INDIA, Kavaratti Island, Lakshadweep Archipelago - January 2009
Construction of an environmental education center in exchange for the establishment of a 500-acre marine protected area for a duration of 10 years
The Lakshadweep Archipelago lies in the Arabian Sea at a distance of 155 to 280 miles from the west coast of India. Lakshadweep is considered the smallest Union Territory of India with a population of approximately 60,000 people inhabiting 11 of the 36 islands. Karavatti is the capital and the most centrally located island in the archipelago, with a land area of approximately 4.22 square kilometers and a permanent population of 10,119. The reefs and lagoons of Kavaratti are under severe anthropogenic threats, namely increased lagoon fishing, waste release to lagoons and increasing tourism activities. Lakshadweep Marine Research and Conservation Centre (LMRCC) is a local organization committed to conservation and sustainable development of Lakshadweep's coral reef ecosystems. LMRCC has requested support from Seacology to construct an environmental education center. In exchange, the local community will set aside 500 acres of Kayaratti Lagoon as a marine reserve, where marine species will be protected for a minimum duration of 10 years.
UPDATE June 2009 - As of May 2009 field representative Samit Sawhny reports that the land purchase for the center will be completed by September 2009, as they are already in discussion with some land owners about this. The building should be completed by May 2010 with the purchase of furniture, books, multimedia, computer and accessories to be completed by June 2010. Additionally, Mr. Sawhny will visit Lakshadweep in July or August 2009. A Seacology delegation will also visit the site in January 2010.
UPDATE September 2009 - The land for the center was purchased during the first week of August 2009. Additionally, as of September 2009 the land has been cleared and the building foundation has been laid. Materials for public awareness of the conservation effort are being prepared. The building should be completed by May 2010 with the purchase of furniture, books, multimedia, computer and accessories to be completed by June 2010.
UPDATE December 2009 - As of December 2009 field representative Samit Sawhny reports that construction is going on at a rapid pace and the building will likely be completed in January for the Seacology visit to Lakshadweep.

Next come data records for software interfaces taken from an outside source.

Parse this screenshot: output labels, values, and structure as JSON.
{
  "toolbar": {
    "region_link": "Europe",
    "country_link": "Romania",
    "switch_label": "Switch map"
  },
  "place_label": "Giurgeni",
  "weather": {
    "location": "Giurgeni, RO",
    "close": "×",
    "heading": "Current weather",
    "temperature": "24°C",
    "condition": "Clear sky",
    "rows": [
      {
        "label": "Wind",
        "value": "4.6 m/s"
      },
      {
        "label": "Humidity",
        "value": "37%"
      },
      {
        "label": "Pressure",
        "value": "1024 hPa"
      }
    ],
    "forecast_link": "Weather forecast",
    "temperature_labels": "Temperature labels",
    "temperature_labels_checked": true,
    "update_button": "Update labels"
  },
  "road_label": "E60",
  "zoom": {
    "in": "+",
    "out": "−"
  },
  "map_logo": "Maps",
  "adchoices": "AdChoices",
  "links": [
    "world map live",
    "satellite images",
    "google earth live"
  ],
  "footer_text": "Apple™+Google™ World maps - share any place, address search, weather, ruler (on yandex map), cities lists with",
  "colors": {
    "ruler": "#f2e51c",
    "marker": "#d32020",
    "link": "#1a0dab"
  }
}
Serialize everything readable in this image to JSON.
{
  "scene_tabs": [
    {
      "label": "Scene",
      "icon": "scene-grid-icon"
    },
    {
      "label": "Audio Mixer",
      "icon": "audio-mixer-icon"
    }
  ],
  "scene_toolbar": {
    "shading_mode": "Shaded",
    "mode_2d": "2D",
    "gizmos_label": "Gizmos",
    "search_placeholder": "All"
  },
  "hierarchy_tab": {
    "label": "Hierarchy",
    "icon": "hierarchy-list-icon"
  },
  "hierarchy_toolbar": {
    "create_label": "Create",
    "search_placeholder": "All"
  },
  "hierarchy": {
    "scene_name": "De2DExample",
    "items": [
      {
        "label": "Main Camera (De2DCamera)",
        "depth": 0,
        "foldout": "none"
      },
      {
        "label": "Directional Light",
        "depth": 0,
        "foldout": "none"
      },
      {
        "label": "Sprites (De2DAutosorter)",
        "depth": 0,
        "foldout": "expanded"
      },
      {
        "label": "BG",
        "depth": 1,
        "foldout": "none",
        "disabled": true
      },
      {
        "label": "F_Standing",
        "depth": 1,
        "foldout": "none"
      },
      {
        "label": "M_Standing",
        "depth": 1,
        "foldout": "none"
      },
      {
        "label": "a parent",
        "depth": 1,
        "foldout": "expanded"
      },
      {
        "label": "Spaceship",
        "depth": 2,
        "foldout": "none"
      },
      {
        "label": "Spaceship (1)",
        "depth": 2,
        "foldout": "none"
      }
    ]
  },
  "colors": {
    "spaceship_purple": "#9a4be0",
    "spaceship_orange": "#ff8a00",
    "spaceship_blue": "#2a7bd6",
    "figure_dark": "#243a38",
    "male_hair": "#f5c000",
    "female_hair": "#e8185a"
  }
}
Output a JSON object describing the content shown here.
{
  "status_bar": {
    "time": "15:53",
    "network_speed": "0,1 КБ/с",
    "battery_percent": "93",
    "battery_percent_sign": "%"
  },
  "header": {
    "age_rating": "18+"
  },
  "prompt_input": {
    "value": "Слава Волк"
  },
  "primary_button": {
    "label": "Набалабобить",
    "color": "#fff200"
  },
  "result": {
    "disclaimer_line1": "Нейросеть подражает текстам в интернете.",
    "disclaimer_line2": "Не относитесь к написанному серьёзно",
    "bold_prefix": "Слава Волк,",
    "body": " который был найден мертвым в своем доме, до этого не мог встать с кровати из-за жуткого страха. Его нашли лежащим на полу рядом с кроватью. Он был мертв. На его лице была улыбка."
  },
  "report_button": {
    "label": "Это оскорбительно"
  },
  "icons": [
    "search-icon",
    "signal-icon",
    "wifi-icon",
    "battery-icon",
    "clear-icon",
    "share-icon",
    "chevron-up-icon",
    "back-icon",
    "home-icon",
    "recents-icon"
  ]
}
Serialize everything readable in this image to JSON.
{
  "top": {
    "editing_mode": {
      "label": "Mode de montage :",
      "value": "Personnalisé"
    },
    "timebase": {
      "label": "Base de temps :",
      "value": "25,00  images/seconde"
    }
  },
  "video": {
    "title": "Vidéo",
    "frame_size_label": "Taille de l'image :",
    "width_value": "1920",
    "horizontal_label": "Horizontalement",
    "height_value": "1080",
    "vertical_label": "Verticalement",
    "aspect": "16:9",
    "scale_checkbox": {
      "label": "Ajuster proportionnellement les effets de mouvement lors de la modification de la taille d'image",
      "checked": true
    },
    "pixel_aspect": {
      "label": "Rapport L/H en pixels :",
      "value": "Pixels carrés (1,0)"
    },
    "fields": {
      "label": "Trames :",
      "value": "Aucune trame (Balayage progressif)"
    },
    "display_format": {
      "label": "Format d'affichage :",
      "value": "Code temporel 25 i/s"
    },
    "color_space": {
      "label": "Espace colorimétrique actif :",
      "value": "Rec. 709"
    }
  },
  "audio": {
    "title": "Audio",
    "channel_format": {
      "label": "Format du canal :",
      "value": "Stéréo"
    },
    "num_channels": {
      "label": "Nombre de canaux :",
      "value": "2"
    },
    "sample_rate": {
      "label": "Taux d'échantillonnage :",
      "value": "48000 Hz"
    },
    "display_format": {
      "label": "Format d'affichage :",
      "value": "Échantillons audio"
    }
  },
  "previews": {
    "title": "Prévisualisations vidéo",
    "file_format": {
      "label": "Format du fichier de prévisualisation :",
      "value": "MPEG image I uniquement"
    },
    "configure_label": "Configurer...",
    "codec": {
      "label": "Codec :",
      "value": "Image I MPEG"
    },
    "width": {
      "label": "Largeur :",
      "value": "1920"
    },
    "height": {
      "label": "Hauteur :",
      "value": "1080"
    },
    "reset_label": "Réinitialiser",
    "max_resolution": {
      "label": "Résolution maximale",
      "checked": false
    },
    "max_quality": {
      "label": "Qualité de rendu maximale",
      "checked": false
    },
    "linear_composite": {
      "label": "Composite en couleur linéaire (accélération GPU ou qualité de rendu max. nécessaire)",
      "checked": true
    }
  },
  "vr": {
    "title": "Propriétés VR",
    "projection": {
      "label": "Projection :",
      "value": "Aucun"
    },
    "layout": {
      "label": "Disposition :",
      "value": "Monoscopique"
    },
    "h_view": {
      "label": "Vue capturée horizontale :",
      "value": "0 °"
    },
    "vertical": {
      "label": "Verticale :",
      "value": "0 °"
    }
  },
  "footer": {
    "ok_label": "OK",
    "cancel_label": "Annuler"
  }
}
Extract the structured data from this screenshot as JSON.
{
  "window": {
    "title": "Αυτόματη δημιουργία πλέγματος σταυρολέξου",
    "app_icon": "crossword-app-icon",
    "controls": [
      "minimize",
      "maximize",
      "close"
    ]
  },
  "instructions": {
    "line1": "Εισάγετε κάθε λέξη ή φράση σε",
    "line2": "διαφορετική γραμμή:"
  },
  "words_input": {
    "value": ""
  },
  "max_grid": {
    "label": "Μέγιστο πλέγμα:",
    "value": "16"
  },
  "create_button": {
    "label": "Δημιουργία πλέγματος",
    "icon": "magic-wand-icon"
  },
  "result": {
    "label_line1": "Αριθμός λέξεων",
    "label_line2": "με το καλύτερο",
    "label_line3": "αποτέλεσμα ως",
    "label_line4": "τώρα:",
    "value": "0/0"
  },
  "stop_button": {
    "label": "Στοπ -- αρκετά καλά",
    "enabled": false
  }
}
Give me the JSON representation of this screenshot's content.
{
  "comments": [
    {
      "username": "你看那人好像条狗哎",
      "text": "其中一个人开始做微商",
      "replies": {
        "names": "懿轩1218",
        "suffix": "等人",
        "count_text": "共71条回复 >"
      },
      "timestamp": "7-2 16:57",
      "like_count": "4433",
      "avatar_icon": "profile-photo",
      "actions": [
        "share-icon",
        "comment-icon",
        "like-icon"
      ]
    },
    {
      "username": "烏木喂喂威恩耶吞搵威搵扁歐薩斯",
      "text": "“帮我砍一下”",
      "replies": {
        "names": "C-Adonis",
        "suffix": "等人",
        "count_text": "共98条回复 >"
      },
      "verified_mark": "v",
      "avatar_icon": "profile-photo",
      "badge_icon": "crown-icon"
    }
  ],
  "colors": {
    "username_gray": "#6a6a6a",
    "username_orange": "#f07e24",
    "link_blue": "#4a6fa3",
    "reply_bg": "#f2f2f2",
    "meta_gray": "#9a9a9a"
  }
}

Construction of the building wall will be finished by 5th December 2009. An application for electric connection has been submitted to the local electricity office and it's under active consideration. A contract has been made with a local group for wiring the building before plastering and is expected to be completed by 15th December 2009. The windows and doors for the building are ordered and they are under construction. Conservation awareness programs have begun being shown twice a week at a local café and a beach clean-up for uninhabited Pitti Island is held at regular intervals.
UPDATE April 2010 - As of April 2010 field representative Vineeta Hoon reports that the construction of the conservation education centre has been completed and electric connection has been obtained. Purchase of furniture has also been completed, now finishing the library is in progress. Additionally in the first week of April a presentation and video shown on coral reef conservation was organized for young visitors from mainland India, followed by a beach cleanup the next day.
UPDATE January 2011 - Vineeta Hoon reports there was a delay in setting up the interior of the education centre since Lakshadweep Marine Research and Conservation Centre (LMRCC) staff wanted to see how the building fared during the monsoon. During the monsoon, they noted that the interiors became damp with salt deposits that came in through ventilation ducts. The ducts have now been closed with polystyrene sheets to stop damp sea air from entering the building. Now the centre is functional; a library has been set up and wall displays are in place. LMRCC staff plans to build a platform around the building and a staircase to go to the roof terrace. Educational activities that have taken place include a program for local high schoolers about the importance of coral reefs, the installation of a wall painting describing marine life at the Government Girls High School, establishment of a reef club, and creation of a living reef exhibition.